→ GOAL OF THE EXERCISE: Word for word, repeat the entries, minus the pictures.

App and web page records:
**********

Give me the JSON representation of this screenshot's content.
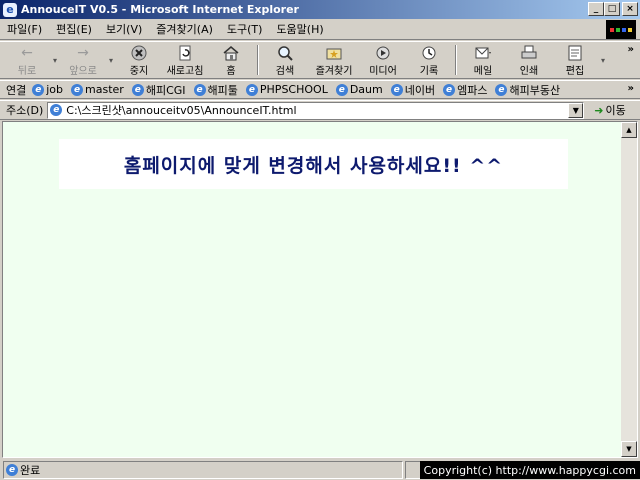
{
  "window": {
    "title": "AnnouceIT V0.5 - Microsoft Internet Explorer",
    "controls": {
      "minimize": "_",
      "maximize": "□",
      "close": "×"
    }
  },
  "menu": [
    "파일(F)",
    "편집(E)",
    "보기(V)",
    "즐겨찾기(A)",
    "도구(T)",
    "도움말(H)"
  ],
  "toolbar": {
    "back": "뒤로",
    "forward": "앞으로",
    "stop": "중지",
    "refresh": "새로고침",
    "home": "홈",
    "search": "검색",
    "favorites": "즐겨찾기",
    "media": "미디어",
    "history": "기록",
    "mail": "메일",
    "print": "인쇄",
    "edit": "편집",
    "more": "»"
  },
  "links": {
    "label": "연결",
    "items": [
      "job",
      "master",
      "해피CGI",
      "해피툴",
      "PHPSCHOOL",
      "Daum",
      "네이버",
      "엠파스",
      "해피부동산"
    ],
    "more": "»"
  },
  "address": {
    "label": "주소(D)",
    "value": "C:\\스크린샷\\annouceitv05\\AnnounceIT.html",
    "go": "이동"
  },
  "page": {
    "banner_text": "홈페이지에 맞게 변경해서 사용하세요!! ^^",
    "background": "#f0fff0"
  },
  "status": {
    "text": "완료",
    "overlay": "Copyright(c) http://www.happycgi.com"
  }
}
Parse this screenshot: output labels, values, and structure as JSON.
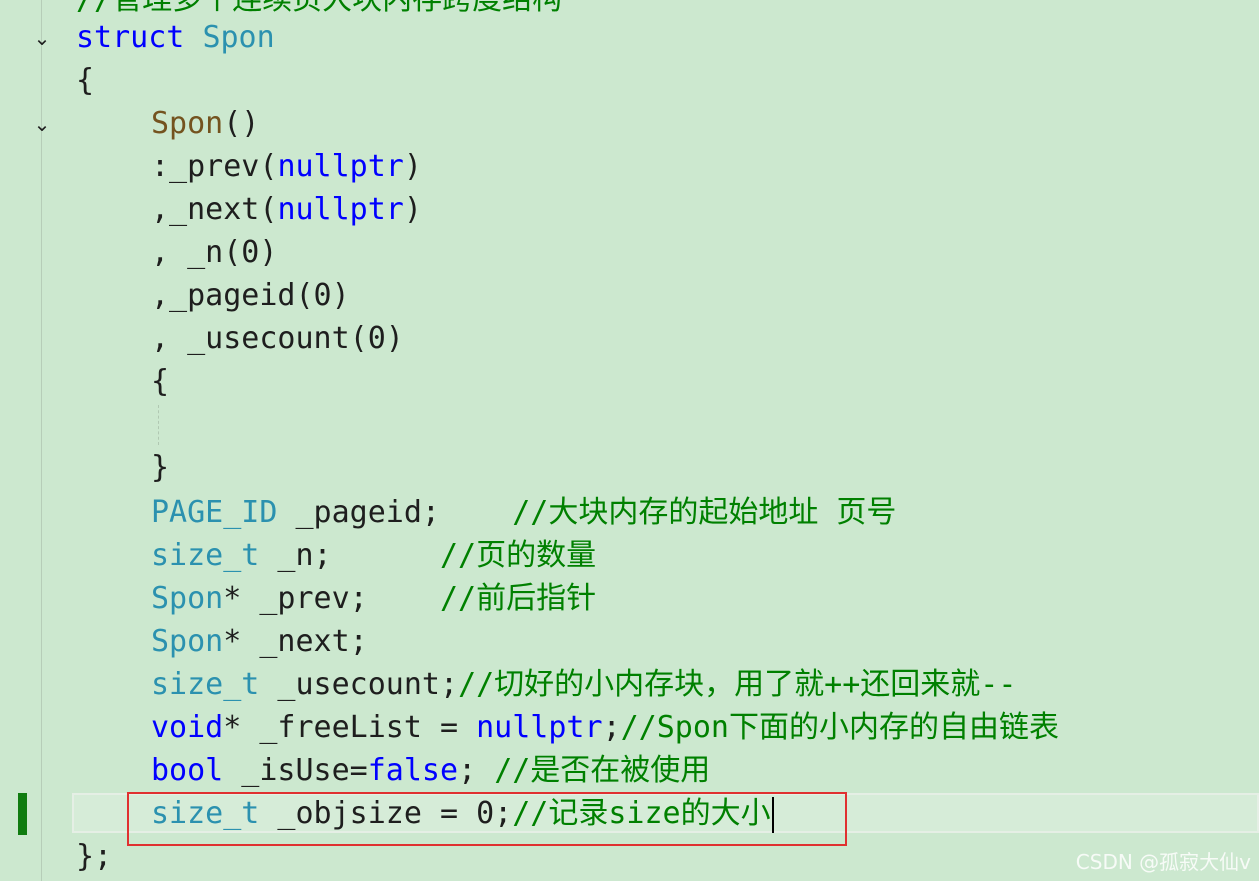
{
  "editor": {
    "top_comment": "//管理多个连续页大块内存跨度结构",
    "struct_kw": "struct",
    "struct_name": "Spon",
    "open_brace": "{",
    "ctor_name": "Spon",
    "ctor_parens": "()",
    "init1_pre": ":_prev(",
    "nullptr": "nullptr",
    "close_paren": ")",
    "init2_pre": ",_next(",
    "init3": ", _n(0)",
    "init4": ",_pageid(0)",
    "init5": ", _usecount(0)",
    "ctor_open": "{",
    "ctor_close": "}",
    "page_id_type": "PAGE_ID",
    "pageid_decl": " _pageid;    ",
    "pageid_comment": "//大块内存的起始地址 页号",
    "size_t": "size_t",
    "n_decl": " _n;      ",
    "n_comment": "//页的数量",
    "spon": "Spon",
    "prev_decl": "* _prev;    ",
    "prev_comment": "//前后指针",
    "next_decl": "* _next;",
    "usecount_decl": " _usecount;",
    "usecount_comment": "//切好的小内存块，用了就++还回来就--",
    "void_kw": "void",
    "freelist_decl": "* _freeList = ",
    "freelist_end": ";",
    "freelist_comment": "//Spon下面的小内存的自由链表",
    "bool_kw": "bool",
    "isuse_decl": " _isUse=",
    "false_kw": "false",
    "isuse_end": "; ",
    "isuse_comment": "//是否在被使用",
    "objsize_decl": " _objsize = 0;",
    "objsize_comment": "//记录size的大小",
    "close_struct": "};"
  },
  "icons": {
    "fold": "chevron-down-icon"
  },
  "colors": {
    "keyword": "#0000ff",
    "type": "#2b91af",
    "function": "#74531f",
    "comment": "#008000",
    "background": "#cce8cf",
    "highlight": "#e03030"
  },
  "watermark": "CSDN @孤寂大仙v"
}
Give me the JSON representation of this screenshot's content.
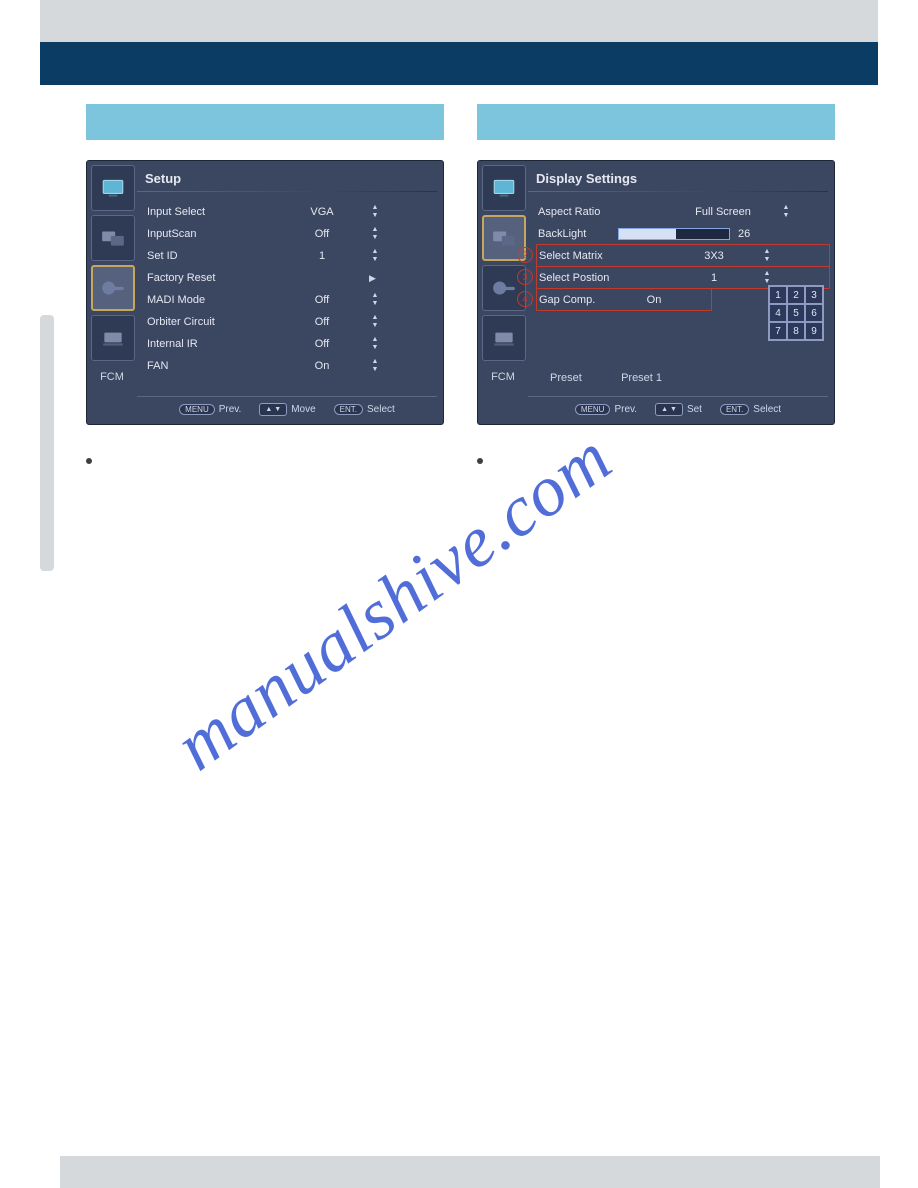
{
  "left": {
    "panelTitle": "Setup",
    "items": [
      {
        "label": "Input Select",
        "value": "VGA",
        "ctrl": "updown"
      },
      {
        "label": "InputScan",
        "value": "Off",
        "ctrl": "updown"
      },
      {
        "label": "Set ID",
        "value": "1",
        "ctrl": "updown"
      },
      {
        "label": "Factory Reset",
        "value": "",
        "ctrl": "enter"
      },
      {
        "label": "MADI Mode",
        "value": "Off",
        "ctrl": "updown"
      },
      {
        "label": "Orbiter Circuit",
        "value": "Off",
        "ctrl": "updown"
      },
      {
        "label": "Internal IR",
        "value": "Off",
        "ctrl": "updown"
      },
      {
        "label": "FAN",
        "value": "On",
        "ctrl": "updown"
      }
    ],
    "fcm": "FCM",
    "hints": {
      "menu_btn": "MENU",
      "menu_lbl": "Prev.",
      "move_lbl": "Move",
      "ent_btn": "ENT.",
      "ent_lbl": "Select"
    }
  },
  "right": {
    "panelTitle": "Display Settings",
    "aspect": {
      "label": "Aspect Ratio",
      "value": "Full Screen"
    },
    "backlight": {
      "label": "BackLight",
      "value": "26"
    },
    "matrix": {
      "num": "2",
      "label": "Select Matrix",
      "value": "3X3"
    },
    "position": {
      "num": "3",
      "label": "Select Postion",
      "value": "1"
    },
    "gap": {
      "num": "4",
      "label": "Gap Comp.",
      "value": "On"
    },
    "grid": [
      "1",
      "2",
      "3",
      "4",
      "5",
      "6",
      "7",
      "8",
      "9"
    ],
    "preset": {
      "label": "Preset",
      "value": "Preset 1"
    },
    "fcm": "FCM",
    "hints": {
      "menu_btn": "MENU",
      "menu_lbl": "Prev.",
      "set_lbl": "Set",
      "ent_btn": "ENT.",
      "ent_lbl": "Select"
    }
  },
  "watermark": "manualshive.com"
}
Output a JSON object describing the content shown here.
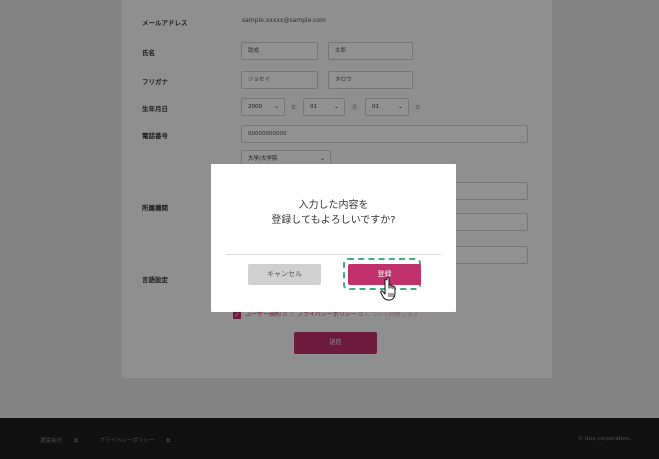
{
  "form": {
    "email": {
      "label": "メールアドレス",
      "value": "sample.xxxxx@sample.com"
    },
    "name": {
      "label": "氏名",
      "last": "助成",
      "first": "太郎"
    },
    "kana": {
      "label": "フリガナ",
      "last": "ジョセイ",
      "first": "タロウ"
    },
    "birth": {
      "label": "生年月日",
      "year": "2000",
      "year_unit": "年",
      "month": "01",
      "month_unit": "月",
      "day": "01",
      "day_unit": "日"
    },
    "phone": {
      "label": "電話番号",
      "value": "00000000000"
    },
    "affiliation": {
      "label": "所属機関",
      "type_select": "大学/大学院"
    },
    "language": {
      "label": "言語設定"
    }
  },
  "agree": {
    "terms_link": "ユーザー規約",
    "and": "と",
    "privacy_link": "プライバシーポリシー",
    "suffix": "について同意します"
  },
  "submit_label": "送信",
  "footer": {
    "company_link": "運営会社",
    "privacy_link": "プライバシーポリシー",
    "copyright": "© itup corporation."
  },
  "modal": {
    "message_line1": "入力した内容を",
    "message_line2": "登録してもよろしいですか?",
    "cancel_label": "キャンセル",
    "register_label": "登録"
  },
  "colors": {
    "accent": "#c0306c",
    "highlight": "#3fae80",
    "footer_bg": "#1f1f1f"
  },
  "icons": {
    "external_link": "external-link-icon",
    "cursor": "hand-pointer-icon",
    "chevron": "chevron-down-icon"
  }
}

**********

→ ANSWER TO THIS EXERCISE:
Give me the JSON representation of this screenshot's content.
{
  "window": {
    "title": "AnnouceIT V0.5 - Microsoft Internet Explorer",
    "controls": {
      "minimize": "_",
      "maximize": "□",
      "close": "×"
    }
  },
  "menu": [
    "파일(F)",
    "편집(E)",
    "보기(V)",
    "즐겨찾기(A)",
    "도구(T)",
    "도움말(H)"
  ],
  "toolbar": {
    "back": "뒤로",
    "forward": "앞으로",
    "stop": "중지",
    "refresh": "새로고침",
    "home": "홈",
    "search": "검색",
    "favorites": "즐겨찾기",
    "media": "미디어",
    "history": "기록",
    "mail": "메일",
    "print": "인쇄",
    "edit": "편집",
    "more": "»"
  },
  "links": {
    "label": "연결",
    "items": [
      "job",
      "master",
      "해피CGI",
      "해피툴",
      "PHPSCHOOL",
      "Daum",
      "네이버",
      "엠파스",
      "해피부동산"
    ],
    "more": "»"
  },
  "address": {
    "label": "주소(D)",
    "value": "C:\\스크린샷\\annouceitv05\\AnnounceIT.html",
    "go": "이동"
  },
  "page": {
    "banner_text": "홈페이지에 맞게 변경해서 사용하세요!! ^^",
    "background": "#f0fff0"
  },
  "status": {
    "text": "완료",
    "overlay": "Copyright(c) http://www.happycgi.com"
  }
}
Parse this screenshot: output labels, values, and structure as JSON.
{
  "editor": {
    "top_comment": "//管理多个连续页大块内存跨度结构",
    "struct_kw": "struct",
    "struct_name": "Spon",
    "open_brace": "{",
    "ctor_name": "Spon",
    "ctor_parens": "()",
    "init1_pre": ":_prev(",
    "nullptr": "nullptr",
    "close_paren": ")",
    "init2_pre": ",_next(",
    "init3": ", _n(0)",
    "init4": ",_pageid(0)",
    "init5": ", _usecount(0)",
    "ctor_open": "{",
    "ctor_close": "}",
    "page_id_type": "PAGE_ID",
    "pageid_decl": " _pageid;    ",
    "pageid_comment": "//大块内存的起始地址 页号",
    "size_t": "size_t",
    "n_decl": " _n;      ",
    "n_comment": "//页的数量",
    "spon": "Spon",
    "prev_decl": "* _prev;    ",
    "prev_comment": "//前后指针",
    "next_decl": "* _next;",
    "usecount_decl": " _usecount;",
    "usecount_comment": "//切好的小内存块，用了就++还回来就--",
    "void_kw": "void",
    "freelist_decl": "* _freeList = ",
    "freelist_end": ";",
    "freelist_comment": "//Spon下面的小内存的自由链表",
    "bool_kw": "bool",
    "isuse_decl": " _isUse=",
    "false_kw": "false",
    "isuse_end": "; ",
    "isuse_comment": "//是否在被使用",
    "objsize_decl": " _objsize = 0;",
    "objsize_comment": "//记录size的大小",
    "close_struct": "};"
  },
  "icons": {
    "fold": "chevron-down-icon"
  },
  "colors": {
    "keyword": "#0000ff",
    "type": "#2b91af",
    "function": "#74531f",
    "comment": "#008000",
    "background": "#cce8cf",
    "highlight": "#e03030"
  },
  "watermark": "CSDN @孤寂大仙v"
}
Give me the JSON representation of this screenshot's content.
{
  "left": {
    "panelTitle": "Setup",
    "items": [
      {
        "label": "Input Select",
        "value": "VGA",
        "ctrl": "updown"
      },
      {
        "label": "InputScan",
        "value": "Off",
        "ctrl": "updown"
      },
      {
        "label": "Set ID",
        "value": "1",
        "ctrl": "updown"
      },
      {
        "label": "Factory Reset",
        "value": "",
        "ctrl": "enter"
      },
      {
        "label": "MADI Mode",
        "value": "Off",
        "ctrl": "updown"
      },
      {
        "label": "Orbiter Circuit",
        "value": "Off",
        "ctrl": "updown"
      },
      {
        "label": "Internal IR",
        "value": "Off",
        "ctrl": "updown"
      },
      {
        "label": "FAN",
        "value": "On",
        "ctrl": "updown"
      }
    ],
    "fcm": "FCM",
    "hints": {
      "menu_btn": "MENU",
      "menu_lbl": "Prev.",
      "move_lbl": "Move",
      "ent_btn": "ENT.",
      "ent_lbl": "Select"
    }
  },
  "right": {
    "panelTitle": "Display Settings",
    "aspect": {
      "label": "Aspect Ratio",
      "value": "Full Screen"
    },
    "backlight": {
      "label": "BackLight",
      "value": "26"
    },
    "matrix": {
      "num": "2",
      "label": "Select Matrix",
      "value": "3X3"
    },
    "position": {
      "num": "3",
      "label": "Select Postion",
      "value": "1"
    },
    "gap": {
      "num": "4",
      "label": "Gap Comp.",
      "value": "On"
    },
    "grid": [
      "1",
      "2",
      "3",
      "4",
      "5",
      "6",
      "7",
      "8",
      "9"
    ],
    "preset": {
      "label": "Preset",
      "value": "Preset 1"
    },
    "fcm": "FCM",
    "hints": {
      "menu_btn": "MENU",
      "menu_lbl": "Prev.",
      "set_lbl": "Set",
      "ent_btn": "ENT.",
      "ent_lbl": "Select"
    }
  },
  "watermark": "manualshive.com"
}
Output a JSON object describing the content shown here.
{
  "form": {
    "email": {
      "label": "メールアドレス",
      "value": "sample.xxxxx@sample.com"
    },
    "name": {
      "label": "氏名",
      "last": "助成",
      "first": "太郎"
    },
    "kana": {
      "label": "フリガナ",
      "last": "ジョセイ",
      "first": "タロウ"
    },
    "birth": {
      "label": "生年月日",
      "year": "2000",
      "year_unit": "年",
      "month": "01",
      "month_unit": "月",
      "day": "01",
      "day_unit": "日"
    },
    "phone": {
      "label": "電話番号",
      "value": "00000000000"
    },
    "affiliation": {
      "label": "所属機関",
      "type_select": "大学/大学院"
    },
    "language": {
      "label": "言語設定"
    }
  },
  "agree": {
    "terms_link": "ユーザー規約",
    "and": "と",
    "privacy_link": "プライバシーポリシー",
    "suffix": "について同意します"
  },
  "submit_label": "送信",
  "footer": {
    "company_link": "運営会社",
    "privacy_link": "プライバシーポリシー",
    "copyright": "© itup corporation."
  },
  "modal": {
    "message_line1": "入力した内容を",
    "message_line2": "登録してもよろしいですか?",
    "cancel_label": "キャンセル",
    "register_label": "登録"
  },
  "colors": {
    "accent": "#c0306c",
    "highlight": "#3fae80",
    "footer_bg": "#1f1f1f"
  },
  "icons": {
    "external_link": "external-link-icon",
    "cursor": "hand-pointer-icon",
    "chevron": "chevron-down-icon"
  }
}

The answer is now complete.